|Jeff Gladney||CB||6'0, 175||RSFr.||3 stars (5.5)||0.8061|
|Markell Simmons||FS||6'1, 200||So.||4 stars (5.8)||0.8680|
|KeShawn Somerville||CB||5'10, 170||Fr.||3 stars (5.7)||0.8800|
|Innis Gaines||S||6'2, 190||Fr.||3 stars (5.7)||0.8614|
8. Don't even try
Texada was emerging as a standout cornerback when he got hurt. His injury meant CB duties went to Corry O'Meally on one side and a combination of Torrance Mosley and Julius Lewis (together: 2 TFLs, 7 PBUs) on the other. That O'Meally's gone hurts a bit, but with Texada back and Mosley and Lewis no longer a sophomore and freshman, respectively, things looked good on the edges heading into spring ball.
Lewis was lost for the season with a conditioning injury, however, which forced others like four-star sophomore DeShawn Raymond and redshirt freshman Jeff Gladney to step up. By all accounts, they did so.
The good news is that, even if corner is merely good, perhaps the best set of safeties in the country will be more than capable of helping out.

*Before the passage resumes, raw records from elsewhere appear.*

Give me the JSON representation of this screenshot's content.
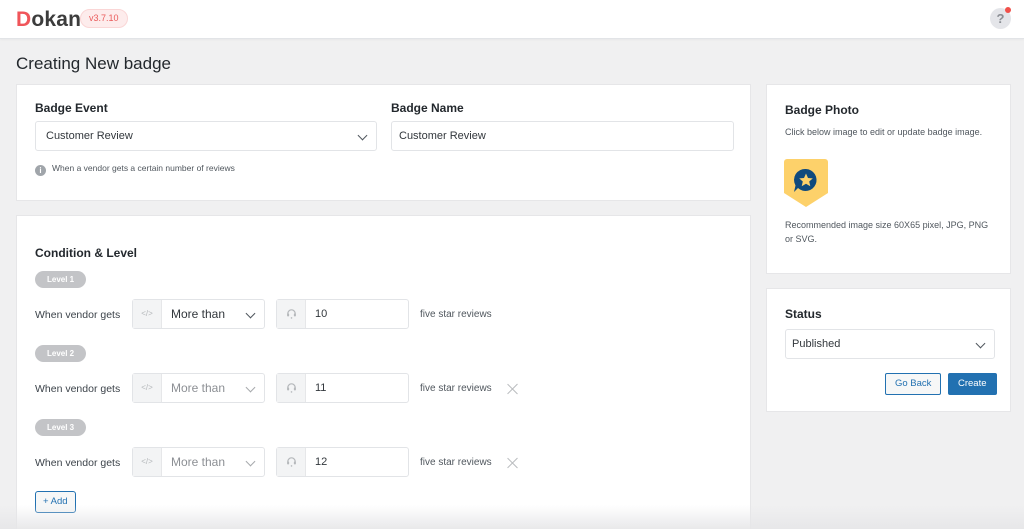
{
  "app": {
    "logo_initial": "D",
    "logo_rest": "okan",
    "version": "v3.7.10",
    "help_label": "?",
    "brand_color": "#f0555a"
  },
  "page": {
    "title": "Creating New badge"
  },
  "event_card": {
    "badge_event_label": "Badge Event",
    "badge_event_value": "Customer Review",
    "badge_name_label": "Badge Name",
    "badge_name_value": "Customer Review",
    "info_icon": "i",
    "info_text": "When a vendor gets a certain number of reviews"
  },
  "conditions": {
    "title": "Condition & Level",
    "levels": [
      {
        "label": "Level 1",
        "prefix": "When vendor gets",
        "operator_icon": "</>",
        "operator": "More than",
        "value": "10",
        "suffix": "five star reviews",
        "removable": false
      },
      {
        "label": "Level 2",
        "prefix": "When vendor gets",
        "operator_icon": "</>",
        "operator": "More than",
        "value": "11",
        "suffix": "five star reviews",
        "removable": true
      },
      {
        "label": "Level 3",
        "prefix": "When vendor gets",
        "operator_icon": "</>",
        "operator": "More than",
        "value": "12",
        "suffix": "five star reviews",
        "removable": true
      }
    ],
    "add_label": "+ Add"
  },
  "photo_card": {
    "title": "Badge Photo",
    "description": "Click below image to edit or update badge image.",
    "recommendation": "Recommended image size 60X65 pixel, JPG, PNG or SVG.",
    "badge_colors": {
      "shield": "#fdd16a",
      "bubble": "#0f4a7d",
      "star": "#fdd16a"
    }
  },
  "status_card": {
    "title": "Status",
    "value": "Published",
    "go_back_label": "Go Back",
    "create_label": "Create",
    "primary_color": "#2271b1"
  }
}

Denzel Johnson combined 13.5 tackles for loss with nine passes defensed last year, and thanks to the return of Iloka, TCU has three seasoned pieces for the other two starting spots, plus JUCO Markell Simmons.
TCU's pass defense was as efficient as ever in 2015, ranking 10th in Passing Success Rate+. Inexperience led to a few more big-play glitches than normal; I don't expect that to continue.
|Jonathan Song||5'10, 170||So.||1-1||0-0||N/A||0-0||N/A|
|KaVontae Turpin||KR||5'9, 153||So.||27||27.0||0|
|KaVontae Turpin||PR||5'9, 153||So.||17||10.6||1|
|Special Teams S&P+||18|
|Field Goal Efficiency||17|
|Punt Return Success Rate||68|
|Kick Return Success Rate||53|
|Punt Success Rate||85|
|Kickoff Success Rate||20|
9. Losing Oberkrom hurts a lot
I can to some degree write off turnover on the offensive and defensive lines. I can explain why players like Boykin and Doctson won't be missed as much as we anticipated. But I cannot understate how important Jaden Oberkrom was to TCU. That he has graduated could hurt a lot.
You never know how good a new kicker will be -- it's almost a total crapshoot -- but Oberkrom was maybe the best long-ball kicker in the country (outside of Florida State's Roberto Aguayo, at least); TCU lost just three games in 2015-16, but that could have easily been five or six without him.
In KaVontae Turpin, TCU does return one electric special teams play-maker.
|Date||Opponent||Proj. S&P+ Rk||Proj. Margin||Win Probability|
|3-Sep||South Dakota State||NR||27.8||95%|
|22-Oct||at West Virginia||33||-3.0||43%|
|Projected wins: 7.1|
|Five-Year F/+ Rk||27.5% (18)|
|2- and 5-Year Recruiting Rk||31 / 35|
|2015 TO Margin / Adj. TO Margin*||0 / 4.6|
|2015 TO Luck/Game||-1.8|
|Returning Production (Off. / Def.)||48% (29%, 68%)|
|2015 Second-order wins (difference)||10.0 (1.0)|
10. This is a top-15 team
Every team has a list of ifs, the caveats that will make the difference between a disappointing season and an incredible one. Considering what TCU loses from last year's squad, I assumed the list of ifs separating the Horned Frogs from a conference title run would be pretty long. But it really isn't.
- IF ... QB is between competent and solid ...
- IF ... the offensive line is competent ...
- IF ... injuries don't hit tackle and cornerback too hard ...
... then TCU is a Big 12 contender.
That's not a bad list, especially considering the potential at QB. And if the Frogs find another competent kicker to perhaps decide one or two close games, then they could be a Playoff contender again.
The numbers don't tell the same story. The way I create my S&P+ projections undersold how much talent TCU returns, especially on defense.
I used the numbers to introduce the idea that we might've been too high on TCU a year ago (and we were), but I'm going against them this time. Iffy projection or not, this is a top-15 team. The question is whether it can be even more.